Element data from apps and pages:
[Start of section]
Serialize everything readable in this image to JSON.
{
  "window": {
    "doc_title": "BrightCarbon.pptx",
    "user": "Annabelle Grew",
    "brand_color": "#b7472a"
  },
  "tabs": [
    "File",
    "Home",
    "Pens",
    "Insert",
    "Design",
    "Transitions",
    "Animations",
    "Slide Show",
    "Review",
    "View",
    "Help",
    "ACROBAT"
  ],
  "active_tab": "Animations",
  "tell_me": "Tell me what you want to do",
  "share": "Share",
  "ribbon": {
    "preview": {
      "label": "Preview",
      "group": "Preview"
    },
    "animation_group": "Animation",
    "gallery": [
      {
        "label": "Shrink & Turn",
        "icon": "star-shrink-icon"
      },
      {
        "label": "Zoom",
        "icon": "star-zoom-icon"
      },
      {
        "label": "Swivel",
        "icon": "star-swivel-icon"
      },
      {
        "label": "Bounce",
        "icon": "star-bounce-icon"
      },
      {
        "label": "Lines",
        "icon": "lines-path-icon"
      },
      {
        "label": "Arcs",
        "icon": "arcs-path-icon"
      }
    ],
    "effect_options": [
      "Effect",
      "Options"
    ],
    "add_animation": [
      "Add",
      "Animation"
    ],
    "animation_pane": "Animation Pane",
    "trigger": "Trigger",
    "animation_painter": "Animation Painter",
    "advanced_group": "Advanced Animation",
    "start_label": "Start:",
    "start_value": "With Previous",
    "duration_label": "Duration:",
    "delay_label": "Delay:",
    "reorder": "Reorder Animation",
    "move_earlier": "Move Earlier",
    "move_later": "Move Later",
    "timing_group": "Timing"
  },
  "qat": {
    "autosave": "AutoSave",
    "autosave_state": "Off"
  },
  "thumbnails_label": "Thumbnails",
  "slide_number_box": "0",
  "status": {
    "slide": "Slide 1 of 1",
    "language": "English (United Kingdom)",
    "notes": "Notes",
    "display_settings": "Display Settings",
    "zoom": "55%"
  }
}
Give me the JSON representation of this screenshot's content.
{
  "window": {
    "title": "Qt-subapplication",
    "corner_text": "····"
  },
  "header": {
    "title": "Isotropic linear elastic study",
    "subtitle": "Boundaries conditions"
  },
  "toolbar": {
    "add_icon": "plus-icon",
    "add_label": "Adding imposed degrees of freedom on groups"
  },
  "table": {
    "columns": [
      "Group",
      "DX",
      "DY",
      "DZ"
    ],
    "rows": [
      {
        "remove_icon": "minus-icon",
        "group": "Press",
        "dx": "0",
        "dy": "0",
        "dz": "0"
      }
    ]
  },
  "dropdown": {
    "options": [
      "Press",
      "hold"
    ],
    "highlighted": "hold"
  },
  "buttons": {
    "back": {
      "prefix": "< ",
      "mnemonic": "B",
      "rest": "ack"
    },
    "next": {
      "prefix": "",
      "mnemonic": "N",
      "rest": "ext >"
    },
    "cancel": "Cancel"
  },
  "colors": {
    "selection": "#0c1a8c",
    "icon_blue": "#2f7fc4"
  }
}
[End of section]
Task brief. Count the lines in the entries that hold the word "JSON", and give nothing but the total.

Exercise response. 2